⟨
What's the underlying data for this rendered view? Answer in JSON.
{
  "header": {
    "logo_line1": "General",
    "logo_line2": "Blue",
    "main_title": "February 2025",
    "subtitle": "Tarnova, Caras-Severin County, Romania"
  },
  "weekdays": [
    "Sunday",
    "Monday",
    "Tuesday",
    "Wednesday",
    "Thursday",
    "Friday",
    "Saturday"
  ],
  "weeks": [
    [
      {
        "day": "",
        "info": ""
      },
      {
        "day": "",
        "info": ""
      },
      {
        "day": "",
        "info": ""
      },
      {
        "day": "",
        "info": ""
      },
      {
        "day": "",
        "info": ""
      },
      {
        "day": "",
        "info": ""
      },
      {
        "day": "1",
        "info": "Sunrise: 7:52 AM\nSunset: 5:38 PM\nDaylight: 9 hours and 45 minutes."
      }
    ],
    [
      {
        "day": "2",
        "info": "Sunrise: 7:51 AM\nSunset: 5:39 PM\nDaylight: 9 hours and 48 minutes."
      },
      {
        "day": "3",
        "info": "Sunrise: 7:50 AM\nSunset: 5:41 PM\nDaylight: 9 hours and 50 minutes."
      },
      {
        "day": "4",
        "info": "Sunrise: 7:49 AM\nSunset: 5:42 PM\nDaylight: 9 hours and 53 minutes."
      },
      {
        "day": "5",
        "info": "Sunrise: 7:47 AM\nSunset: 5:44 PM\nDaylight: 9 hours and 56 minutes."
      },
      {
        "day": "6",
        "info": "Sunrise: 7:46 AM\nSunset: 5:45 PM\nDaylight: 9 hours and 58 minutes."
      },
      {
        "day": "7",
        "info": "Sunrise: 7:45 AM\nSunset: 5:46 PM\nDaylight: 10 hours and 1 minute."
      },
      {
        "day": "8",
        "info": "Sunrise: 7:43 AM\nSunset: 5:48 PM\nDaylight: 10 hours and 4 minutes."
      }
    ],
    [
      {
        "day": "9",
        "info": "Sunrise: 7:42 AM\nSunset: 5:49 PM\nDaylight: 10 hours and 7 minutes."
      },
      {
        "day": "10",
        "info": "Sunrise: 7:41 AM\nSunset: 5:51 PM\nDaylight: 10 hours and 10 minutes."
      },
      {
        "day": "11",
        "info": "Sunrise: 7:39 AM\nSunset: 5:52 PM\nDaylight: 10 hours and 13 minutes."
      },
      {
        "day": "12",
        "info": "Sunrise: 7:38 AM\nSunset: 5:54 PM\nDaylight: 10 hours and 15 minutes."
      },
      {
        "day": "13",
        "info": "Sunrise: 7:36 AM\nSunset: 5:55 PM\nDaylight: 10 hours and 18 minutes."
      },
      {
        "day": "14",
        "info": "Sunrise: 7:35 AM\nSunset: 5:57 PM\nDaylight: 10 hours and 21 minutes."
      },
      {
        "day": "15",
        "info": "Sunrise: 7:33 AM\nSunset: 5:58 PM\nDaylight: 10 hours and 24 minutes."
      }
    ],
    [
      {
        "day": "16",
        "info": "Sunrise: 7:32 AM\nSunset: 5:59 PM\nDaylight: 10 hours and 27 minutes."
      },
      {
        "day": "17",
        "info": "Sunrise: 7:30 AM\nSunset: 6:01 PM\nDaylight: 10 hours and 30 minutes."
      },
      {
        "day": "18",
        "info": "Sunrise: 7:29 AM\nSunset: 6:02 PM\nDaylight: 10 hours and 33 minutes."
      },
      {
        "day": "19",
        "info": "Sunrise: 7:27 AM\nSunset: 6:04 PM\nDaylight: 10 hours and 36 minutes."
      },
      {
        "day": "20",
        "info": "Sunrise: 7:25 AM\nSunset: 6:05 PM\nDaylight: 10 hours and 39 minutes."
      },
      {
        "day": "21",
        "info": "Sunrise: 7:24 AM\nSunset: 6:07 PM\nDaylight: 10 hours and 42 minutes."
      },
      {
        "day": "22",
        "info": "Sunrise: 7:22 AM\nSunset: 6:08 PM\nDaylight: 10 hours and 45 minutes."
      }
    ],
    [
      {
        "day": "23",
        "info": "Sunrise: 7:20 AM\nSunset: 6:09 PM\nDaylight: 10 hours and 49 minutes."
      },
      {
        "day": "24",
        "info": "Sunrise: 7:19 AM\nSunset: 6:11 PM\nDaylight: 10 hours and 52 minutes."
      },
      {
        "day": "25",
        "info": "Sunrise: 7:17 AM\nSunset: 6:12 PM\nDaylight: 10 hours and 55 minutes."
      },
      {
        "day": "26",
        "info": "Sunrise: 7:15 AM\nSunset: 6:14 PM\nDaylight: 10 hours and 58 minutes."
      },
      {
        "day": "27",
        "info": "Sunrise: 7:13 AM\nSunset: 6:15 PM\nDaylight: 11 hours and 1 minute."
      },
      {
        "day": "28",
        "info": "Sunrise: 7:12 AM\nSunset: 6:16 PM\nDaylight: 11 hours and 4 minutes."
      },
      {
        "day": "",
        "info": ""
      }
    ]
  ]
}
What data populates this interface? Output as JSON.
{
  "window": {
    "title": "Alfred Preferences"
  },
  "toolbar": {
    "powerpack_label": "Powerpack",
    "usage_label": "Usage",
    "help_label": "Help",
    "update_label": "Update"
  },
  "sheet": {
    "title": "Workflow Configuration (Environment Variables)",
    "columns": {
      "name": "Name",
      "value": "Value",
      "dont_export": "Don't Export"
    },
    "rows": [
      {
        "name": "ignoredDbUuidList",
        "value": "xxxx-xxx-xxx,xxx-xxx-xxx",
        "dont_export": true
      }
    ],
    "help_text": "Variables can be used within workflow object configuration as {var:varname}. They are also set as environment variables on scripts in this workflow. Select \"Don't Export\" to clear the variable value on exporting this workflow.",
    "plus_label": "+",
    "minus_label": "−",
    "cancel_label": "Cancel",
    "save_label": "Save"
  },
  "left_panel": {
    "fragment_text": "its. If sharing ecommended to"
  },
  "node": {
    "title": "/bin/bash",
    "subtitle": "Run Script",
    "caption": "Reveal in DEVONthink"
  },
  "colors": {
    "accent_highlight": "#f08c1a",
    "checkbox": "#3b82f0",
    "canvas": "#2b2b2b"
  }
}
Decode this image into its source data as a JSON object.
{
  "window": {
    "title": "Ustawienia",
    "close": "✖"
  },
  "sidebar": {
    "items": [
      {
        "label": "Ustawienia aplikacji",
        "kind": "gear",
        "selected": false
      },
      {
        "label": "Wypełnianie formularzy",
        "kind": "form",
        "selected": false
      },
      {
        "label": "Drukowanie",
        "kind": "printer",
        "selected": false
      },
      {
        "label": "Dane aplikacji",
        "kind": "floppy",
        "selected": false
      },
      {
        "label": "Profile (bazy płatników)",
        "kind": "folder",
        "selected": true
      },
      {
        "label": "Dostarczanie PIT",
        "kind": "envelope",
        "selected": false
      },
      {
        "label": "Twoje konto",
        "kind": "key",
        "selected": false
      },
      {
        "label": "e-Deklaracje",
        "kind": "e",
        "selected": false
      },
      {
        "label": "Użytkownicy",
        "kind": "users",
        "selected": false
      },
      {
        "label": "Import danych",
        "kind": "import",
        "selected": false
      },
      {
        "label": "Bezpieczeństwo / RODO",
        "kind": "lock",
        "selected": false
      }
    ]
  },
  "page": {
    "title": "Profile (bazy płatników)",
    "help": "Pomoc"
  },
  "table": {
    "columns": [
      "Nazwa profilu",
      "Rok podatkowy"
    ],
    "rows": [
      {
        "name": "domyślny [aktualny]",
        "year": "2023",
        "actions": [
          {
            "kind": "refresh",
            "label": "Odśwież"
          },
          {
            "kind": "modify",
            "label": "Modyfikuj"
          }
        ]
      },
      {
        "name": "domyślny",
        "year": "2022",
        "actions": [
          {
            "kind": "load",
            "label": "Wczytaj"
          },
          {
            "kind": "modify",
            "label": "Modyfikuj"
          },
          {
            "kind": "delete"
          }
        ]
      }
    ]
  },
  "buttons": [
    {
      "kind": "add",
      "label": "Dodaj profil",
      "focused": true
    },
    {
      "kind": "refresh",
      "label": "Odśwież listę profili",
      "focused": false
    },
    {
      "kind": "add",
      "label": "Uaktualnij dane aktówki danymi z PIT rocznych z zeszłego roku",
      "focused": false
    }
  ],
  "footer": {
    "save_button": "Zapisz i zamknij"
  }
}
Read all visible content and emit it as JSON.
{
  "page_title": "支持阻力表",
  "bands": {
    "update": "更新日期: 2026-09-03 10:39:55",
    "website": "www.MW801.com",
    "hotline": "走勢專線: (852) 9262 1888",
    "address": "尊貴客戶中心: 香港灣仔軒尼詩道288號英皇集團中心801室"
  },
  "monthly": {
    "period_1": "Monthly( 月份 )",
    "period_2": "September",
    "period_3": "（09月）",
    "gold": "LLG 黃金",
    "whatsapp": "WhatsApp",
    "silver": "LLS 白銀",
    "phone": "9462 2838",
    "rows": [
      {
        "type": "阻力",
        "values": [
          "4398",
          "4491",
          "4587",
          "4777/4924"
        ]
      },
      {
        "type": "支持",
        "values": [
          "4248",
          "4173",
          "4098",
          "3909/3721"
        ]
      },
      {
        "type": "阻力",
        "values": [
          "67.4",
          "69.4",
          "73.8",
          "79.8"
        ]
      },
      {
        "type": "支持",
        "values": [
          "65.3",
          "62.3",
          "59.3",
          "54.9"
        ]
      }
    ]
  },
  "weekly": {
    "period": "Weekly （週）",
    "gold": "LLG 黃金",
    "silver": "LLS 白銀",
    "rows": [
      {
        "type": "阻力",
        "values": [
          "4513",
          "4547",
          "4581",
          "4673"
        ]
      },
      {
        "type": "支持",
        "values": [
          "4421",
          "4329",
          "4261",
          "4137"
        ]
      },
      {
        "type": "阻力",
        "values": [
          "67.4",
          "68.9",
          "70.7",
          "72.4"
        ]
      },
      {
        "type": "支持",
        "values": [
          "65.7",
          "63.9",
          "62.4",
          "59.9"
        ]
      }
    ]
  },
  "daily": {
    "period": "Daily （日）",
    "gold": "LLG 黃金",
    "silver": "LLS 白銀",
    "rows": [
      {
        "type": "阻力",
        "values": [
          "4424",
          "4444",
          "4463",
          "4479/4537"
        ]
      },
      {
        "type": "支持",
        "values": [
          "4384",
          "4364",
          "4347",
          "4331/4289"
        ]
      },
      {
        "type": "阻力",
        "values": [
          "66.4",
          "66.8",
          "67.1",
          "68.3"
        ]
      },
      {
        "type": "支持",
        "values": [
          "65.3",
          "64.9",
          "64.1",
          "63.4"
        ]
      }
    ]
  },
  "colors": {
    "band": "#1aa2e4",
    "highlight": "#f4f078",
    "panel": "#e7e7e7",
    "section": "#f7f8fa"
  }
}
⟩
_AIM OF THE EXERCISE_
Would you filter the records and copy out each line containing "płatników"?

_REPLY_
        "label": "Profile (bazy płatników)",
    "title": "Profile (bazy płatników)",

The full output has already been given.